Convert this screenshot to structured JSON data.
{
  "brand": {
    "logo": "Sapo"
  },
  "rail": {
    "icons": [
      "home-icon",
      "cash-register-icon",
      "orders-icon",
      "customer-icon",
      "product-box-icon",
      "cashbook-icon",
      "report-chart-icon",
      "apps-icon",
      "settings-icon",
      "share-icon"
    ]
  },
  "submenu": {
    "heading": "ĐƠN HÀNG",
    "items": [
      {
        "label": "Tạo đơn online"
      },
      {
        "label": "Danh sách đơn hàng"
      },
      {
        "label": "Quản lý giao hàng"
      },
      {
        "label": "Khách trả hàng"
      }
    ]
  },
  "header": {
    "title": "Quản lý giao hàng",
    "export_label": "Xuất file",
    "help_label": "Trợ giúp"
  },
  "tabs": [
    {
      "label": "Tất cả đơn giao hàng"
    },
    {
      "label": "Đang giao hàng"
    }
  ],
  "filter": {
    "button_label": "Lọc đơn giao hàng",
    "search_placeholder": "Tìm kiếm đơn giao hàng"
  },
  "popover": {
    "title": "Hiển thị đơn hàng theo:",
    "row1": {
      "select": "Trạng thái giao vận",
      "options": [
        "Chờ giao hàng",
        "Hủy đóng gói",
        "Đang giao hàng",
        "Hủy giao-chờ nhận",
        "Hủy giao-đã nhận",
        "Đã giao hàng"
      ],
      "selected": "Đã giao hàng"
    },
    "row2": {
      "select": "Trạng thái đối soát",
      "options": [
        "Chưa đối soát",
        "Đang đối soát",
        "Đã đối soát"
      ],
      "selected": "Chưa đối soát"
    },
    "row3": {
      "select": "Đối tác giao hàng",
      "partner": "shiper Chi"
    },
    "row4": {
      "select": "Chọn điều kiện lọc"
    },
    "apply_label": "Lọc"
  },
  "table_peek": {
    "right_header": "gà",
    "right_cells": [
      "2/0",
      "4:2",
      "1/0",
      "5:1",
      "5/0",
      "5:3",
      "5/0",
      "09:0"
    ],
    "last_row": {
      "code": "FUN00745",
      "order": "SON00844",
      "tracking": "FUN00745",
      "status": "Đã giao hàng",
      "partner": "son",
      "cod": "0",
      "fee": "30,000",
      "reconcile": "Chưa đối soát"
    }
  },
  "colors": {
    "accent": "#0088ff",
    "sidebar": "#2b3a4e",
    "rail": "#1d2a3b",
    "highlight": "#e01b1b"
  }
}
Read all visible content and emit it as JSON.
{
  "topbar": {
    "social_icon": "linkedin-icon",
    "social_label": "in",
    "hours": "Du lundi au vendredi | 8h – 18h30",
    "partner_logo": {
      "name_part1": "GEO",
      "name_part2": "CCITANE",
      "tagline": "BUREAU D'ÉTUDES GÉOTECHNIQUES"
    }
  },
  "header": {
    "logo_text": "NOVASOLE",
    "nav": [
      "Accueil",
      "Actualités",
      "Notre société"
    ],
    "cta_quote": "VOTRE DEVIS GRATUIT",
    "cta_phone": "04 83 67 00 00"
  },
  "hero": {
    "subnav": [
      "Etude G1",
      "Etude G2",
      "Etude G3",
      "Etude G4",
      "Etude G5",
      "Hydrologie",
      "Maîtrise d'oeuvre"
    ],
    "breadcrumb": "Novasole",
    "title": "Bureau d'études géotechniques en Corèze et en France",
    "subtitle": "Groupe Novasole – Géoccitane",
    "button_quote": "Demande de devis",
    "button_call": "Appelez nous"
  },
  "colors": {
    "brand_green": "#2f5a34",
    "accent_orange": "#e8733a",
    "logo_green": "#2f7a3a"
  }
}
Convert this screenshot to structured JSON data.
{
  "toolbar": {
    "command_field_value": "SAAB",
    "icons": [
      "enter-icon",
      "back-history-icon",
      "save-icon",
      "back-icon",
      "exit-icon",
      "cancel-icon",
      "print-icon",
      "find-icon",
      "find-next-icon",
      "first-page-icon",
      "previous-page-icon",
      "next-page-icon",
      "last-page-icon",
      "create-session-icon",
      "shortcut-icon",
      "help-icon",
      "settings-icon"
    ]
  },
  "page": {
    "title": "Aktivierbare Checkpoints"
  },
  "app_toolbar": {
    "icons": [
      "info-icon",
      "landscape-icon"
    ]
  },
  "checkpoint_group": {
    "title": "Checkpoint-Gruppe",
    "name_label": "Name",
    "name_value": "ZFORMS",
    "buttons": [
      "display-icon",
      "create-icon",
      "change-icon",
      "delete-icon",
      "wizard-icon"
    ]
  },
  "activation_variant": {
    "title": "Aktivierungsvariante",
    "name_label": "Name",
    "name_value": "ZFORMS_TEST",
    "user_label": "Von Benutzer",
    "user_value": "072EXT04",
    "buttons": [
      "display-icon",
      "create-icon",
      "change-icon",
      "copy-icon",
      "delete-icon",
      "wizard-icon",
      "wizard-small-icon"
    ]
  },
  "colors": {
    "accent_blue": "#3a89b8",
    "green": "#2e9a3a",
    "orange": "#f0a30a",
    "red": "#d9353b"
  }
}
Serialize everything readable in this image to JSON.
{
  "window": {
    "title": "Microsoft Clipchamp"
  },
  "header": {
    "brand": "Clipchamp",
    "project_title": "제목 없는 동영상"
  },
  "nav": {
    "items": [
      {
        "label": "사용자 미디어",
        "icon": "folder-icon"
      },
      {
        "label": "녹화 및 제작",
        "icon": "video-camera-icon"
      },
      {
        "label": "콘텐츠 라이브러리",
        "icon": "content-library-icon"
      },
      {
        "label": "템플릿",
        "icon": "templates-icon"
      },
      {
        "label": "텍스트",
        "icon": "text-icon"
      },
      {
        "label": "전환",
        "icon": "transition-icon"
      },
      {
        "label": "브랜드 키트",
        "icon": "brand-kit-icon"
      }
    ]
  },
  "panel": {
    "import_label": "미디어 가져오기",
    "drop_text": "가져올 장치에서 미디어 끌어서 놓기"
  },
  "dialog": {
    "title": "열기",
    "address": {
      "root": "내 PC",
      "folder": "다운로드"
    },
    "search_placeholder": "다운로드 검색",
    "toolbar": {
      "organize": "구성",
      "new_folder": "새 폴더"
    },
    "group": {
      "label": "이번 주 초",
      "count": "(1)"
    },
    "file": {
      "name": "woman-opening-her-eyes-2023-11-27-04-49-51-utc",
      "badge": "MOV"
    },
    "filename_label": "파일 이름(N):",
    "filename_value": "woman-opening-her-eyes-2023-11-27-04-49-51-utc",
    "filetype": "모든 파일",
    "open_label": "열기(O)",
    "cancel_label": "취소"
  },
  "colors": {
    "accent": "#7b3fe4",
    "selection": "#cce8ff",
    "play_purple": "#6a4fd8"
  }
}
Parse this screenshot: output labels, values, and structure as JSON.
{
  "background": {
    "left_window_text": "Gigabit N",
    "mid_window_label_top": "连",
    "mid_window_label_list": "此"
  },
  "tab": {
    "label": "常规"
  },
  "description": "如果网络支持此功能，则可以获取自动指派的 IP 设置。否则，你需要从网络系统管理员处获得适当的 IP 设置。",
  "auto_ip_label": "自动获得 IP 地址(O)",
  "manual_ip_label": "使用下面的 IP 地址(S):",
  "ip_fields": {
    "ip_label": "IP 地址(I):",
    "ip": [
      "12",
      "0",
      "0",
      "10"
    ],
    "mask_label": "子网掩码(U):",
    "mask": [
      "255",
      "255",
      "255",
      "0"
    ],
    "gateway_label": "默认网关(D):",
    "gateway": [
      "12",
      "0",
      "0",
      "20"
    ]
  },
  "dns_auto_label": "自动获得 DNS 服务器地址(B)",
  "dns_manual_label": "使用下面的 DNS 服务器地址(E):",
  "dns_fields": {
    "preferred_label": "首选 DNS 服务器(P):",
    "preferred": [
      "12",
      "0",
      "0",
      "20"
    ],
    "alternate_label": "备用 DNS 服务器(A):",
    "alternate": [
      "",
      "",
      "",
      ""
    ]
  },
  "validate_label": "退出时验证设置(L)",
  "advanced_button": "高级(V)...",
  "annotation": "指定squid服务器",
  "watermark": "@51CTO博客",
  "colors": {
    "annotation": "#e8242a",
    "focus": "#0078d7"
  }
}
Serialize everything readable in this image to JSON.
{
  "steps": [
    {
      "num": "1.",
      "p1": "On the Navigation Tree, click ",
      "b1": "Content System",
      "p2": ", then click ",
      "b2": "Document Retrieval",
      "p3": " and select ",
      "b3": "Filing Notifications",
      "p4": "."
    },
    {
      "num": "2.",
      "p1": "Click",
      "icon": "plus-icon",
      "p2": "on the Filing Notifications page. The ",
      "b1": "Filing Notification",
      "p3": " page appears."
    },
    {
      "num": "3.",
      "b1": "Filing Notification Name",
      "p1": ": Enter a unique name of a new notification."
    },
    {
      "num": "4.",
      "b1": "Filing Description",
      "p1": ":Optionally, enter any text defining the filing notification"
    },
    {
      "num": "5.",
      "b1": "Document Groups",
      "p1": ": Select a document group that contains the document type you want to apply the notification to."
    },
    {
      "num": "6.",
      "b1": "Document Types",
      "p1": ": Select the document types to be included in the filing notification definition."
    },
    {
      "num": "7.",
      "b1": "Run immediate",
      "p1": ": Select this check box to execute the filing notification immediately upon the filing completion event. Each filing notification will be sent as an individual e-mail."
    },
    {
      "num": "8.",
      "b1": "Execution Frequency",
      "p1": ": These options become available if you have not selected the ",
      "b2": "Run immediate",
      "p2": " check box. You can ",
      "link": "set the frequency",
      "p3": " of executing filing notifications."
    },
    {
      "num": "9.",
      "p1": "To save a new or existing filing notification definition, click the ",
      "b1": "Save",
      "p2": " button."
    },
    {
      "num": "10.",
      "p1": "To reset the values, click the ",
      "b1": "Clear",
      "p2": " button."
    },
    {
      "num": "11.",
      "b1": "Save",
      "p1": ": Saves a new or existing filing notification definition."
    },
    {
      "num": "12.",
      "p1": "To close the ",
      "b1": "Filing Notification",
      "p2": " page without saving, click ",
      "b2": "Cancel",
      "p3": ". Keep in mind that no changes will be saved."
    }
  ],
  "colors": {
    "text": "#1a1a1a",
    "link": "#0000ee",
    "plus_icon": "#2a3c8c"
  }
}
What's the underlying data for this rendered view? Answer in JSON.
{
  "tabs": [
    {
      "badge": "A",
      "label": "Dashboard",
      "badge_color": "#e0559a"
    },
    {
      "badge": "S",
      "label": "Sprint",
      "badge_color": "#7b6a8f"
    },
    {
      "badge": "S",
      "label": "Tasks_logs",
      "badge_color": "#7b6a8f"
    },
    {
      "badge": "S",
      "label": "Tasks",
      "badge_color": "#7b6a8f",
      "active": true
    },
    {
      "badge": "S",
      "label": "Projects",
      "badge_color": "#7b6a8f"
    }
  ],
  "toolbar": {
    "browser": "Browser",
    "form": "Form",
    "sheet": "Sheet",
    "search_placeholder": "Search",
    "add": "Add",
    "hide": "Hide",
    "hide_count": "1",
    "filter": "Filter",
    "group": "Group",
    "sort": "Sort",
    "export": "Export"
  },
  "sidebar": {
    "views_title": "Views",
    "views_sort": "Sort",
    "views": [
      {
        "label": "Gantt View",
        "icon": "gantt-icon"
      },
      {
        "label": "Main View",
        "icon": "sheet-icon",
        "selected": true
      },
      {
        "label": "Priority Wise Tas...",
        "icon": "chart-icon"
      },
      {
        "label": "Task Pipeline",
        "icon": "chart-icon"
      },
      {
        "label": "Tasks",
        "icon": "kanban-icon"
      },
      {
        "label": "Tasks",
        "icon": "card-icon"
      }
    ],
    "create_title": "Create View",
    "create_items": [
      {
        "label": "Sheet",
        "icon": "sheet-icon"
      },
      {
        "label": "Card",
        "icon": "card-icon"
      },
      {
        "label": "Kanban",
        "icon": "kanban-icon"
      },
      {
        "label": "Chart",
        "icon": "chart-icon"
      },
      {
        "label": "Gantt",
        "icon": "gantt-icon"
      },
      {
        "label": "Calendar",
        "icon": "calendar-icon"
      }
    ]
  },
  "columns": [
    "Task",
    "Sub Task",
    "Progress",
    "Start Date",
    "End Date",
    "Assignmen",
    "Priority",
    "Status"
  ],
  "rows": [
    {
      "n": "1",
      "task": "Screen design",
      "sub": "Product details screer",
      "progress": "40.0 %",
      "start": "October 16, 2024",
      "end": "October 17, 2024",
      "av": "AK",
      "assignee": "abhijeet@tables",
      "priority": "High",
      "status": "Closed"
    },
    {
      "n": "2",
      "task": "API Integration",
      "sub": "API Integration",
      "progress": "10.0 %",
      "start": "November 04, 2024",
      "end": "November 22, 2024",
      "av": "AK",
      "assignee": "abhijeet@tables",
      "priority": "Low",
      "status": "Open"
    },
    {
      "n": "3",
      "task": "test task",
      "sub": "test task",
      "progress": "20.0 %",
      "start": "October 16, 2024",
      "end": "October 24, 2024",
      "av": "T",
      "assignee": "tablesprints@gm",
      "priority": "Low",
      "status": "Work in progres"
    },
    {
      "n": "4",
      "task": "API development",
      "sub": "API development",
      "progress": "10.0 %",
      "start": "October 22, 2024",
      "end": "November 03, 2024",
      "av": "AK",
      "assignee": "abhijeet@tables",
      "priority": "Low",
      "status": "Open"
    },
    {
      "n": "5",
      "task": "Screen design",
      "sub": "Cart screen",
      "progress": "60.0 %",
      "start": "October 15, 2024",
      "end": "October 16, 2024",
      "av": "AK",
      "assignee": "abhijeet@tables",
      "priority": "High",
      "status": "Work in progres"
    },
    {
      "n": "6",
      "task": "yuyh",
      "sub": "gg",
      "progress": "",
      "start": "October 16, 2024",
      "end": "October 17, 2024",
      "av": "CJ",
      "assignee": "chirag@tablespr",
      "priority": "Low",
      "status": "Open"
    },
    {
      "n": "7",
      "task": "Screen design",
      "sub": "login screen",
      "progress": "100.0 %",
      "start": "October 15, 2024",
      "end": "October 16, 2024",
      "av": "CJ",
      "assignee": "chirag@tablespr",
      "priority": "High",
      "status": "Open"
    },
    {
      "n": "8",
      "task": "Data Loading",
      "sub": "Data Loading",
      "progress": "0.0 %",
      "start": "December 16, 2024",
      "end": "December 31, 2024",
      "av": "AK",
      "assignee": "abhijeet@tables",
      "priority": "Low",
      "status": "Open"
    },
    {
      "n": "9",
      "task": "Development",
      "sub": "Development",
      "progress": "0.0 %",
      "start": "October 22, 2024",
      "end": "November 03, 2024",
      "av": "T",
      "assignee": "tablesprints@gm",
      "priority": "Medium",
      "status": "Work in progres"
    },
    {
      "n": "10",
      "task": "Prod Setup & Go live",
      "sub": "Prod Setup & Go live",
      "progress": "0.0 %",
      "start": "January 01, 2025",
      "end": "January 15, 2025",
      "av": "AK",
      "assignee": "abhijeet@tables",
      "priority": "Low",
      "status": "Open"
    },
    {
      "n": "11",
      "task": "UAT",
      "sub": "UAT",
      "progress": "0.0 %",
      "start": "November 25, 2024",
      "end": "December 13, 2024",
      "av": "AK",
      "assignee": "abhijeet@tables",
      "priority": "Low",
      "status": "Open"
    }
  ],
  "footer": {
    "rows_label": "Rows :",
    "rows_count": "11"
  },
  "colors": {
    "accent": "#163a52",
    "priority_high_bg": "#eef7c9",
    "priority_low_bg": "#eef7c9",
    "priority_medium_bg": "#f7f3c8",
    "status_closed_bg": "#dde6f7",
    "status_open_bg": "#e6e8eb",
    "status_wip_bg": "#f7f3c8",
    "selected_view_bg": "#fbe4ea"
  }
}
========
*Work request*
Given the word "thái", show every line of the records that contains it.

*Answer to this task*
      "select": "Trạng thái giao vận",
      "select": "Trạng thái đối soát",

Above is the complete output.